HARRISBURG — A state appeals court has upheld a ruling that a Pittsburgh doctor was not negligent in treating a child who developed a severe skin condition.
Robert Kirksey Jr. had filed an Allegheny County Court of Common Pleas lawsuit against Dr. Satyanarayana Gedela, along with Children’s Hospital of Pittsburgh of University of Pittsburgh Medical Center and University of Pittsburgh Physicians, alleging negligent administration of drugs caused him to develop Stevens-Johnson Syndrome, which triggered widespread blisters and scars.
After a jury found in favor of Gedela and his employers, Kirksey appealed to the Superior Court. Judge Jack Panella wrote the opinion issued Oct. 9. Judges Victor Stabile and Maria McLaughlin concurred.
On appeal, Kirksey said the defendants violated a pretrial order requiring them to identify the origin of their evidence, specifically accusing them of misquoting an expert. Kirksey said that should entitle him to a new trial.

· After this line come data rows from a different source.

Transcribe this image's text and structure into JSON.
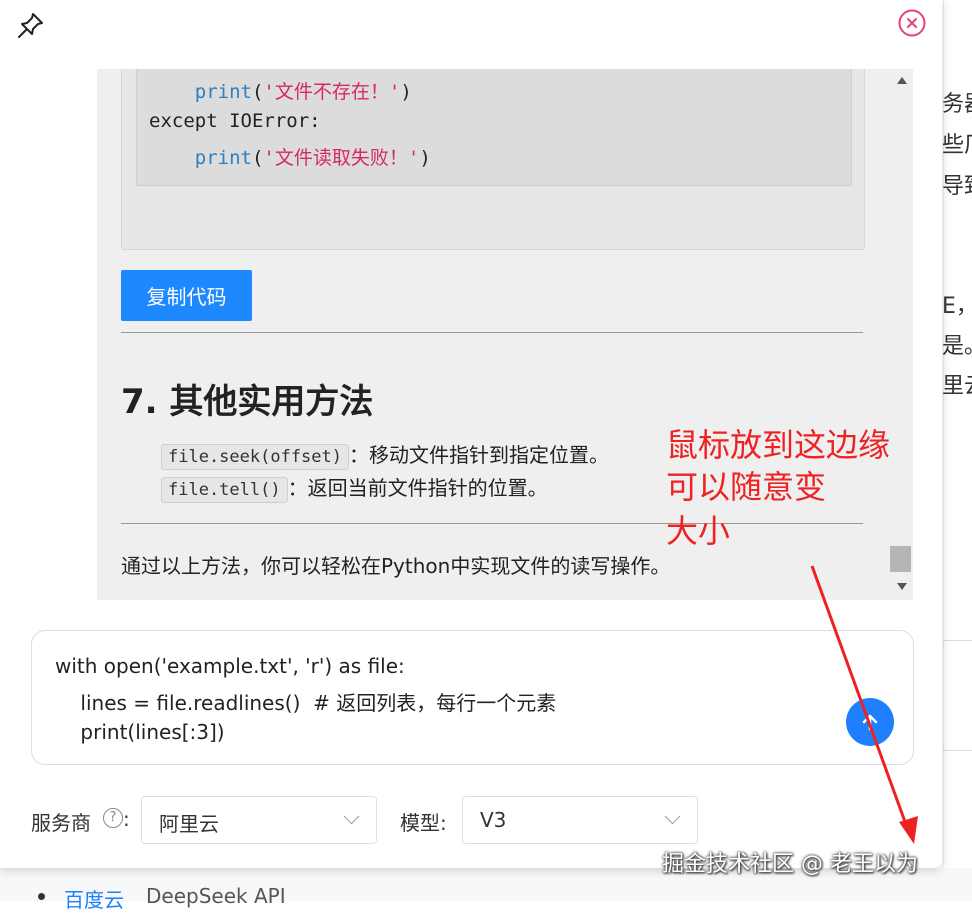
{
  "background": {
    "right_snippets": [
      "务器",
      "些厂",
      "导致",
      "E，",
      "是。",
      "里云"
    ],
    "bottom_link": "百度云",
    "bottom_text": "DeepSeek API"
  },
  "panel": {
    "pin_icon": "pin-icon",
    "close_icon": "close-circle-icon",
    "accent": "#e0457b"
  },
  "answer": {
    "code_lines": [
      {
        "indent": "    ",
        "fn": "",
        "str": "",
        "text": "p"
      },
      {
        "indent": "    ",
        "fn": "print",
        "str": "'文件不存在！'",
        "text": ""
      },
      {
        "indent": "",
        "fn": "",
        "str": "",
        "text": "except IOError:"
      },
      {
        "indent": "    ",
        "fn": "print",
        "str": "'文件读取失败！'",
        "text": ""
      }
    ],
    "copy_button": "复制代码",
    "heading": "7. 其他实用方法",
    "methods": [
      {
        "code": "file.seek(offset)",
        "desc": "：移动文件指针到指定位置。"
      },
      {
        "code": "file.tell()",
        "desc": "：返回当前文件指针的位置。"
      }
    ],
    "summary": "通过以上方法，你可以轻松在Python中实现文件的读写操作。"
  },
  "annotation": {
    "lines": [
      "鼠标放到这边缘",
      "可以随意变",
      "大小"
    ],
    "color": "#ee2222"
  },
  "input": {
    "lines": [
      "with open('example.txt', 'r') as file:",
      "    lines = file.readlines()  # 返回列表，每行一个元素",
      "    print(lines[:3])"
    ],
    "send_icon": "arrow-up-icon"
  },
  "controls": {
    "provider_label": "服务商",
    "help_icon": "question-circle-icon",
    "provider_value": "阿里云",
    "model_label": "模型:",
    "model_value": "V3"
  },
  "watermark": "掘金技术社区 @ 老王以为",
  "colors": {
    "primary": "#1e88ff",
    "send": "#1e80ff"
  }
}
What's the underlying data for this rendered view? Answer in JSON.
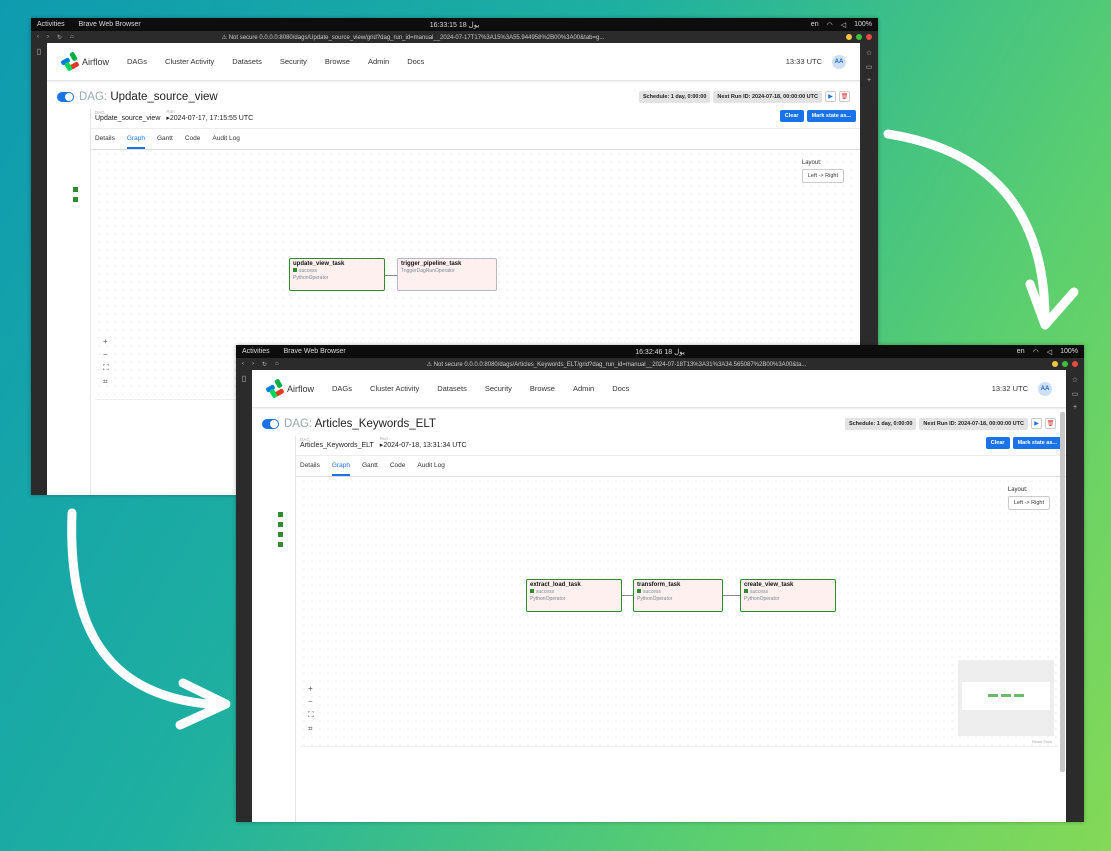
{
  "system": {
    "activities_label": "Activities",
    "browser_name": "Brave Web Browser",
    "language": "en",
    "battery": "100%"
  },
  "common": {
    "nav": {
      "logo_text": "Airflow",
      "items": [
        "DAGs",
        "Cluster Activity",
        "Datasets",
        "Security",
        "Browse",
        "Admin",
        "Docs"
      ],
      "avatar": "AA"
    },
    "url_prefix": "Not secure",
    "dag_prefix": "DAG:",
    "run_label": "Run",
    "dag_label": "DAG",
    "clear_label": "Clear",
    "mark_state_label": "Mark state as...",
    "tabs": [
      "Details",
      "Graph",
      "Gantt",
      "Code",
      "Audit Log"
    ],
    "layout_label": "Layout:",
    "layout_value": "Left -> Right",
    "task_status": "success",
    "react_flow": "React Flow"
  },
  "screenshot_back": {
    "clock": "16:33:15  18 يول",
    "url": "0.0.0.0:8080/dags/Update_source_view/grid?dag_run_id=manual__2024-07-17T17%3A15%3A55.944958%2B00%3A00&tab=g...",
    "utc_time": "13:33 UTC",
    "dag_id": "Update_source_view",
    "schedule": "Schedule: 1 day, 0:00:00",
    "next_run": "Next Run ID: 2024-07-18, 00:00:00 UTC",
    "run_dag": "Update_source_view",
    "run_time": "2024-07-17, 17:15:55 UTC",
    "tasks": [
      {
        "name": "update_view_task",
        "status": "success",
        "operator": "PythonOperator"
      },
      {
        "name": "trigger_pipeline_task",
        "status": "",
        "operator": "TriggerDagRunOperator"
      }
    ]
  },
  "screenshot_front": {
    "clock": "16:32:46  18 يول",
    "url": "0.0.0.0:8080/dags/Articles_Keywords_ELT/grid?dag_run_id=manual__2024-07-18T13%3A31%3A34.565087%2B00%3A00&ta...",
    "utc_time": "13:32 UTC",
    "dag_id": "Articles_Keywords_ELT",
    "schedule": "Schedule: 1 day, 0:00:00",
    "next_run": "Next Run ID: 2024-07-18, 00:00:00 UTC",
    "run_dag": "Articles_Keywords_ELT",
    "run_time": "2024-07-18, 13:31:34 UTC",
    "tasks": [
      {
        "name": "extract_load_task",
        "status": "success",
        "operator": "PythonOperator"
      },
      {
        "name": "transform_task",
        "status": "success",
        "operator": "PythonOperator"
      },
      {
        "name": "create_view_task",
        "status": "success",
        "operator": "PythonOperator"
      }
    ]
  },
  "colors": {
    "accent": "#1a73e8",
    "success": "#2e8b2e",
    "node_bg": "#fdf0ee",
    "arrow": "#ffffff"
  }
}
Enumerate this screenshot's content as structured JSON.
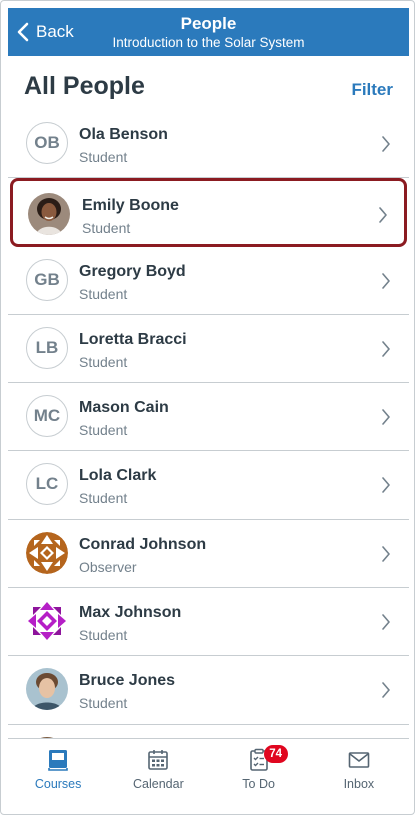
{
  "header": {
    "back_label": "Back",
    "title": "People",
    "subtitle": "Introduction to the Solar System",
    "background": "#2b7abc"
  },
  "page": {
    "title": "All People",
    "filter_label": "Filter"
  },
  "people": [
    {
      "name": "Ola Benson",
      "role": "Student",
      "initials": "OB",
      "avatar": "initials"
    },
    {
      "name": "Emily Boone",
      "role": "Student",
      "initials": "",
      "avatar": "photo",
      "highlighted": true
    },
    {
      "name": "Gregory Boyd",
      "role": "Student",
      "initials": "GB",
      "avatar": "initials"
    },
    {
      "name": "Loretta Bracci",
      "role": "Student",
      "initials": "LB",
      "avatar": "initials"
    },
    {
      "name": "Mason Cain",
      "role": "Student",
      "initials": "MC",
      "avatar": "initials"
    },
    {
      "name": "Lola Clark",
      "role": "Student",
      "initials": "LC",
      "avatar": "initials"
    },
    {
      "name": "Conrad Johnson",
      "role": "Observer",
      "initials": "",
      "avatar": "pattern-brown"
    },
    {
      "name": "Max Johnson",
      "role": "Student",
      "initials": "",
      "avatar": "pattern-purple"
    },
    {
      "name": "Bruce Jones",
      "role": "Student",
      "initials": "",
      "avatar": "photo"
    }
  ],
  "tabs": [
    {
      "label": "Courses",
      "icon": "courses-icon",
      "active": true
    },
    {
      "label": "Calendar",
      "icon": "calendar-icon"
    },
    {
      "label": "To Do",
      "icon": "todo-icon",
      "badge": "74"
    },
    {
      "label": "Inbox",
      "icon": "inbox-icon"
    }
  ],
  "colors": {
    "accent": "#2b7abc",
    "highlight_border": "#8b1b21",
    "badge": "#e0061f"
  }
}
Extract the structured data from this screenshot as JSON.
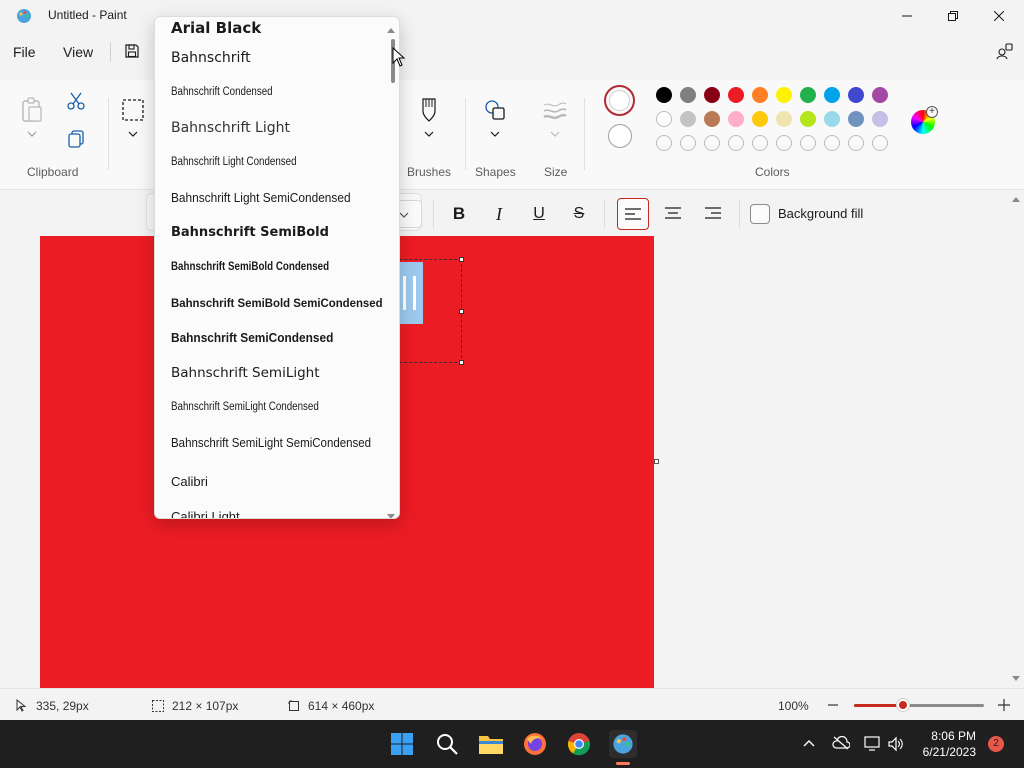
{
  "window": {
    "title": "Untitled - Paint"
  },
  "menu": {
    "file": "File",
    "view": "View"
  },
  "ribbon": {
    "clipboard": "Clipboard",
    "brushes": "Brushes",
    "shapes": "Shapes",
    "size": "Size",
    "colors": "Colors"
  },
  "palette": {
    "row1": [
      "#000000",
      "#7f7f7f",
      "#880015",
      "#ed1c24",
      "#ff7f27",
      "#fff200",
      "#22b14c",
      "#00a2e8",
      "#3f48cc",
      "#a349a4"
    ],
    "row2": [
      "#ffffff",
      "#c3c3c3",
      "#b97a57",
      "#ffaec9",
      "#ffc90e",
      "#efe4b0",
      "#b5e61d",
      "#99d9ea",
      "#7092be",
      "#c8bfe7"
    ]
  },
  "text_toolbar": {
    "background_fill": "Background fill"
  },
  "font_list": [
    "Arial Black",
    "Bahnschrift",
    "Bahnschrift Condensed",
    "Bahnschrift Light",
    "Bahnschrift Light Condensed",
    "Bahnschrift Light SemiCondensed",
    "Bahnschrift SemiBold",
    "Bahnschrift SemiBold Condensed",
    "Bahnschrift SemiBold SemiCondensed",
    "Bahnschrift SemiCondensed",
    "Bahnschrift SemiLight",
    "Bahnschrift SemiLight Condensed",
    "Bahnschrift SemiLight SemiCondensed",
    "Calibri",
    "Calibri Light"
  ],
  "status": {
    "cursor": "335, 29px",
    "selection": "212 × 107px",
    "canvas_size": "614 × 460px",
    "zoom": "100%"
  },
  "taskbar": {
    "time": "8:06 PM",
    "date": "6/21/2023",
    "notifications": "2"
  },
  "colors": {
    "canvas": "#ec1c24",
    "accent": "#c42b1c"
  }
}
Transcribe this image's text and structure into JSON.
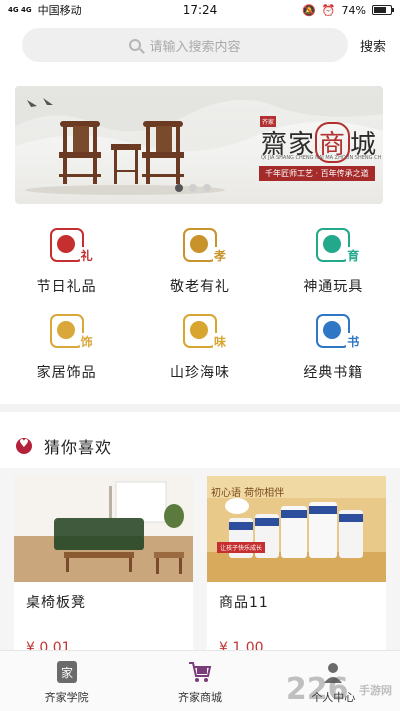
{
  "status": {
    "network": "4G 4G",
    "carrier": "中国移动",
    "time": "17:24",
    "battery": "74%",
    "battery_level": 0.74
  },
  "search": {
    "placeholder": "请输入搜索内容",
    "button": "搜索"
  },
  "banner": {
    "brand_prefix": "齋家",
    "brand_seal": "商",
    "brand_suffix": "城",
    "tag": "齐家",
    "subtitle": "QI JIA SHANG CHENG NAI MA ZHOUN SHENG CHU WU QI JIA",
    "slogan": "千年匠师工艺 · 百年传承之道",
    "active_slide": 1
  },
  "categories": [
    {
      "label": "节日礼品",
      "char": "礼",
      "color": "#c62f2f",
      "icon": "gift-icon"
    },
    {
      "label": "敬老有礼",
      "char": "孝",
      "color": "#c8932b",
      "icon": "elder-icon"
    },
    {
      "label": "神通玩具",
      "char": "育",
      "color": "#22a88a",
      "icon": "ball-icon"
    },
    {
      "label": "家居饰品",
      "char": "饰",
      "color": "#d9a73a",
      "icon": "hat-icon"
    },
    {
      "label": "山珍海味",
      "char": "味",
      "color": "#d8a52f",
      "icon": "grain-icon"
    },
    {
      "label": "经典书籍",
      "char": "书",
      "color": "#2f77c4",
      "icon": "book-icon"
    }
  ],
  "guess": {
    "title": "猜你喜欢",
    "products": [
      {
        "name": "桌椅板凳",
        "price": "¥ 0.01"
      },
      {
        "name": "商品11",
        "price": "¥ 1.00"
      }
    ],
    "product2_banner": "初心语 荷你相伴",
    "product2_tag": "让孩子快乐成长"
  },
  "tabbar": {
    "tabs": [
      {
        "label": "齐家学院",
        "icon": "school-icon"
      },
      {
        "label": "齐家商城",
        "icon": "cart-icon"
      },
      {
        "label": "个人中心",
        "icon": "user-icon"
      }
    ]
  },
  "watermark": {
    "number": "226",
    "text": "手游网"
  }
}
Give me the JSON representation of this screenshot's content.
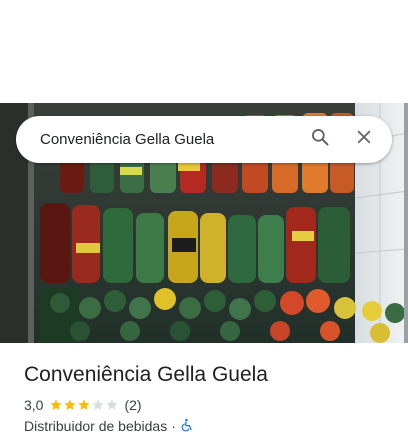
{
  "search": {
    "query": "Conveniência Gella Guela",
    "search_icon": "search-icon",
    "close_icon": "close-icon"
  },
  "place": {
    "name": "Conveniência Gella Guela",
    "rating": "3,0",
    "stars_filled": 3,
    "stars_total": 5,
    "review_count": "(2)",
    "category": "Distribuidor de bebidas",
    "separator": "·",
    "accessibility_icon": "wheelchair-icon"
  },
  "colors": {
    "star_filled": "#fbbc04",
    "star_empty": "#dadce0",
    "accessibility": "#1a73e8",
    "text_primary": "#202124",
    "text_secondary": "#3c4043"
  }
}
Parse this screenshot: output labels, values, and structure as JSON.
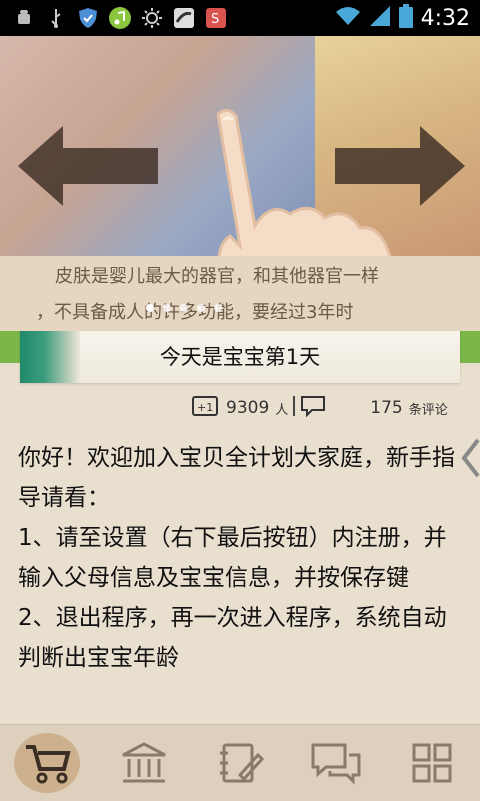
{
  "status_bar": {
    "time": "4:32",
    "left_icons": [
      "android-debug-icon",
      "usb-icon",
      "shield-icon",
      "music-icon",
      "brightness-icon",
      "peapod-icon",
      "app-s-icon"
    ],
    "right_icons": [
      "wifi-icon",
      "signal-icon",
      "battery-icon"
    ]
  },
  "banner": {
    "caption_line1": "皮肤是婴儿最大的器官，和其他器官一样",
    "caption_line2": "，不具备成人的许多功能，要经过3年时",
    "page_count": 5,
    "active_index": 0
  },
  "title": "今天是宝宝第1天",
  "stats": {
    "likes": "9309",
    "likes_unit": "人",
    "comments": "175",
    "comments_unit": "条评论"
  },
  "article": [
    "你好！欢迎加入宝贝全计划大家庭，新手指导请看：",
    "1、请至设置（右下最后按钮）内注册，并输入父母信息及宝宝信息，并按保存键",
    "2、退出程序，再一次进入程序，系统自动判断出宝宝年龄"
  ],
  "bottom_nav": [
    {
      "name": "stroller-icon",
      "active": true
    },
    {
      "name": "bank-icon",
      "active": false
    },
    {
      "name": "notebook-icon",
      "active": false
    },
    {
      "name": "chat-icon",
      "active": false
    },
    {
      "name": "grid-icon",
      "active": false
    }
  ]
}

The panel disagreed, saying Kirksey tried “to shoehorn his objection regarding the content” into an argument about its source, when the source was undisputed. The argument over the content was appropriate for the trial itself, Panella wrote.
The panel further rejected Kirksey’s arguments about admissible evidence because it determined his objection was to the way the defense presented information he had introduced, while other of his arguments were misinterpretations of the defense’s trial arguments. It likewise shot down his allegations of court error regarding Gedela’s conduct and jury instructions.
“We cannot find the court abused its discretion in permitting (the defendants) to introduce evidence of the risk of rash as part of establishing the standard of care,” Panella wrote. “The only evidence pertaining to the risk of rash was introduced to show Gedela’s own awareness of the potential side effects.”
Kirksey also called for a new trial because one of the jurors failed to disclose she had admitting privileges at UPMC hospitals and had been a family doctor at a UPMC facility. The panel said the juror did disclose her professional history as well as her current job at a competing hospital.
“Even if Kirksey had demonstrated such a relationship, UPMC itself is not one of the parties in this action,” Panella wrote, saying Kirksey only sued the children’s hospital and not the entire network. “We are entirely unconvinced that Kirksey has shown a sufficiently close enough relationship exists to warrant a presumption of prejudice,” the judge ruled.